_WORK REQUIRED_
Extract the data exactly, missing nothing.

_ENTRIES SHOWN_
----------

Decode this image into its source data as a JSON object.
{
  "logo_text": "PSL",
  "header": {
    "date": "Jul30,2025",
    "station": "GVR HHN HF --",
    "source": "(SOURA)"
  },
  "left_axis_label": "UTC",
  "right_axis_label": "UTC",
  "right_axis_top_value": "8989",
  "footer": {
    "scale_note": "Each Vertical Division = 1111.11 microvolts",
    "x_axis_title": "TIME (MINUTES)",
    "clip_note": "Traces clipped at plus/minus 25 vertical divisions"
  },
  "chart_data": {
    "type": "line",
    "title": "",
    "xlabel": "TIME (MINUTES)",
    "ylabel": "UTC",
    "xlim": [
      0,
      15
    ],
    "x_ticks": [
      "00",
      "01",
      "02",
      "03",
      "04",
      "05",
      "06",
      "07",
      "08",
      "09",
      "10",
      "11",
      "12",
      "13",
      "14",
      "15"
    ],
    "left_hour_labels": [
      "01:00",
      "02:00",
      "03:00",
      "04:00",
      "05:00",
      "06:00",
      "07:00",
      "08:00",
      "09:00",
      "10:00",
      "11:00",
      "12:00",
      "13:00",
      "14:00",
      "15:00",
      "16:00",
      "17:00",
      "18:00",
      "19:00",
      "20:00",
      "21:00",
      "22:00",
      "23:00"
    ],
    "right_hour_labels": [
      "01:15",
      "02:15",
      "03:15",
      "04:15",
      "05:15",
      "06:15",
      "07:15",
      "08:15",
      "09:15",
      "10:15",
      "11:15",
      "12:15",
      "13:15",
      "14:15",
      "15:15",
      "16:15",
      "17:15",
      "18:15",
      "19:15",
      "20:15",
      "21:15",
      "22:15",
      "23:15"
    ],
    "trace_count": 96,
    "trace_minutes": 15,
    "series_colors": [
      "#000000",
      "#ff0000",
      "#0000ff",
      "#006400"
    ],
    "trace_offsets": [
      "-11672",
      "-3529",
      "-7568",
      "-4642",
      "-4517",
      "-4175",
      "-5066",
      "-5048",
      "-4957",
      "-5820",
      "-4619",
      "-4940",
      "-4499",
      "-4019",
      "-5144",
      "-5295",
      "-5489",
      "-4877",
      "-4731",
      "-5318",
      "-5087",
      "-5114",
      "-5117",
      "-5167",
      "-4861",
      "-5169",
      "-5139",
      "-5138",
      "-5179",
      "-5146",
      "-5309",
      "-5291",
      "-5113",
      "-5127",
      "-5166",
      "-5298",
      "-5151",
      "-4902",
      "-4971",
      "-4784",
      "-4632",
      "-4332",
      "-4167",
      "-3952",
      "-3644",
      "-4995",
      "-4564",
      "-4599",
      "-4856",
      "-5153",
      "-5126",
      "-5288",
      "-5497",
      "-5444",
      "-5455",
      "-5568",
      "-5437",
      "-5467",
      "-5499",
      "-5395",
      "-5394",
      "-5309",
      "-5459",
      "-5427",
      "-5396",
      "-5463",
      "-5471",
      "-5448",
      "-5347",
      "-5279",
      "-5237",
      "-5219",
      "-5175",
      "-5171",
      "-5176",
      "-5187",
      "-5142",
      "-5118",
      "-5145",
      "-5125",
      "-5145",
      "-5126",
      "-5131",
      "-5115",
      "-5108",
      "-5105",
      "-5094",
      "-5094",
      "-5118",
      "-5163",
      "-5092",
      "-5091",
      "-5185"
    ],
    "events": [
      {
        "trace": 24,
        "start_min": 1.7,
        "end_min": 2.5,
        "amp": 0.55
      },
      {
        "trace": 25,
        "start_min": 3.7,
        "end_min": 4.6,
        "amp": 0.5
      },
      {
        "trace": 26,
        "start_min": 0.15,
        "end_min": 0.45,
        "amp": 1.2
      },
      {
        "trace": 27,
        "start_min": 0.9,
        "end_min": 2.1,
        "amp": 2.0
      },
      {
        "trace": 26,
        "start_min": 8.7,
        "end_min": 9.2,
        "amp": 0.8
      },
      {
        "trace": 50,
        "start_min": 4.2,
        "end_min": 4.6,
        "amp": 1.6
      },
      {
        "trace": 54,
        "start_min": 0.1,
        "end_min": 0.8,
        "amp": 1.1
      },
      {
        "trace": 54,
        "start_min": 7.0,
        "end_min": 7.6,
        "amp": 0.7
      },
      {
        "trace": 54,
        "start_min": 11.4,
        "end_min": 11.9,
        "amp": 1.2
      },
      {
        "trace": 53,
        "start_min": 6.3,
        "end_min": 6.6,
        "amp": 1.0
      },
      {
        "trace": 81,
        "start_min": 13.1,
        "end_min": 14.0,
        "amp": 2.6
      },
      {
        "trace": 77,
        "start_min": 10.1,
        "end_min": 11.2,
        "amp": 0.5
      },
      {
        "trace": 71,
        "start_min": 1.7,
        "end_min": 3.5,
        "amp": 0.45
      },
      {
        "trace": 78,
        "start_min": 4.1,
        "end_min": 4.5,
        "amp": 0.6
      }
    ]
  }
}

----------

_RESULT FOR THIS EXERCISE_
Decode this image into its source data as a JSON object.
{
  "logo_text": "PSL",
  "header": {
    "date": "Jul30,2025",
    "station": "GVR HHN HF --",
    "source": "(SOURA)"
  },
  "left_axis_label": "UTC",
  "right_axis_label": "UTC",
  "right_axis_top_value": "8989",
  "footer": {
    "scale_note": "Each Vertical Division = 1111.11 microvolts",
    "x_axis_title": "TIME (MINUTES)",
    "clip_note": "Traces clipped at plus/minus 25 vertical divisions"
  },
  "chart_data": {
    "type": "line",
    "title": "",
    "xlabel": "TIME (MINUTES)",
    "ylabel": "UTC",
    "xlim": [
      0,
      15
    ],
    "x_ticks": [
      "00",
      "01",
      "02",
      "03",
      "04",
      "05",
      "06",
      "07",
      "08",
      "09",
      "10",
      "11",
      "12",
      "13",
      "14",
      "15"
    ],
    "left_hour_labels": [
      "01:00",
      "02:00",
      "03:00",
      "04:00",
      "05:00",
      "06:00",
      "07:00",
      "08:00",
      "09:00",
      "10:00",
      "11:00",
      "12:00",
      "13:00",
      "14:00",
      "15:00",
      "16:00",
      "17:00",
      "18:00",
      "19:00",
      "20:00",
      "21:00",
      "22:00",
      "23:00"
    ],
    "right_hour_labels": [
      "01:15",
      "02:15",
      "03:15",
      "04:15",
      "05:15",
      "06:15",
      "07:15",
      "08:15",
      "09:15",
      "10:15",
      "11:15",
      "12:15",
      "13:15",
      "14:15",
      "15:15",
      "16:15",
      "17:15",
      "18:15",
      "19:15",
      "20:15",
      "21:15",
      "22:15",
      "23:15"
    ],
    "trace_count": 96,
    "trace_minutes": 15,
    "series_colors": [
      "#000000",
      "#ff0000",
      "#0000ff",
      "#006400"
    ],
    "trace_offsets": [
      "-11672",
      "-3529",
      "-7568",
      "-4642",
      "-4517",
      "-4175",
      "-5066",
      "-5048",
      "-4957",
      "-5820",
      "-4619",
      "-4940",
      "-4499",
      "-4019",
      "-5144",
      "-5295",
      "-5489",
      "-4877",
      "-4731",
      "-5318",
      "-5087",
      "-5114",
      "-5117",
      "-5167",
      "-4861",
      "-5169",
      "-5139",
      "-5138",
      "-5179",
      "-5146",
      "-5309",
      "-5291",
      "-5113",
      "-5127",
      "-5166",
      "-5298",
      "-5151",
      "-4902",
      "-4971",
      "-4784",
      "-4632",
      "-4332",
      "-4167",
      "-3952",
      "-3644",
      "-4995",
      "-4564",
      "-4599",
      "-4856",
      "-5153",
      "-5126",
      "-5288",
      "-5497",
      "-5444",
      "-5455",
      "-5568",
      "-5437",
      "-5467",
      "-5499",
      "-5395",
      "-5394",
      "-5309",
      "-5459",
      "-5427",
      "-5396",
      "-5463",
      "-5471",
      "-5448",
      "-5347",
      "-5279",
      "-5237",
      "-5219",
      "-5175",
      "-5171",
      "-5176",
      "-5187",
      "-5142",
      "-5118",
      "-5145",
      "-5125",
      "-5145",
      "-5126",
      "-5131",
      "-5115",
      "-5108",
      "-5105",
      "-5094",
      "-5094",
      "-5118",
      "-5163",
      "-5092",
      "-5091",
      "-5185"
    ],
    "events": [
      {
        "trace": 24,
        "start_min": 1.7,
        "end_min": 2.5,
        "amp": 0.55
      },
      {
        "trace": 25,
        "start_min": 3.7,
        "end_min": 4.6,
        "amp": 0.5
      },
      {
        "trace": 26,
        "start_min": 0.15,
        "end_min": 0.45,
        "amp": 1.2
      },
      {
        "trace": 27,
        "start_min": 0.9,
        "end_min": 2.1,
        "amp": 2.0
      },
      {
        "trace": 26,
        "start_min": 8.7,
        "end_min": 9.2,
        "amp": 0.8
      },
      {
        "trace": 50,
        "start_min": 4.2,
        "end_min": 4.6,
        "amp": 1.6
      },
      {
        "trace": 54,
        "start_min": 0.1,
        "end_min": 0.8,
        "amp": 1.1
      },
      {
        "trace": 54,
        "start_min": 7.0,
        "end_min": 7.6,
        "amp": 0.7
      },
      {
        "trace": 54,
        "start_min": 11.4,
        "end_min": 11.9,
        "amp": 1.2
      },
      {
        "trace": 53,
        "start_min": 6.3,
        "end_min": 6.6,
        "amp": 1.0
      },
      {
        "trace": 81,
        "start_min": 13.1,
        "end_min": 14.0,
        "amp": 2.6
      },
      {
        "trace": 77,
        "start_min": 10.1,
        "end_min": 11.2,
        "amp": 0.5
      },
      {
        "trace": 71,
        "start_min": 1.7,
        "end_min": 3.5,
        "amp": 0.45
      },
      {
        "trace": 78,
        "start_min": 4.1,
        "end_min": 4.5,
        "amp": 0.6
      }
    ]
  }
}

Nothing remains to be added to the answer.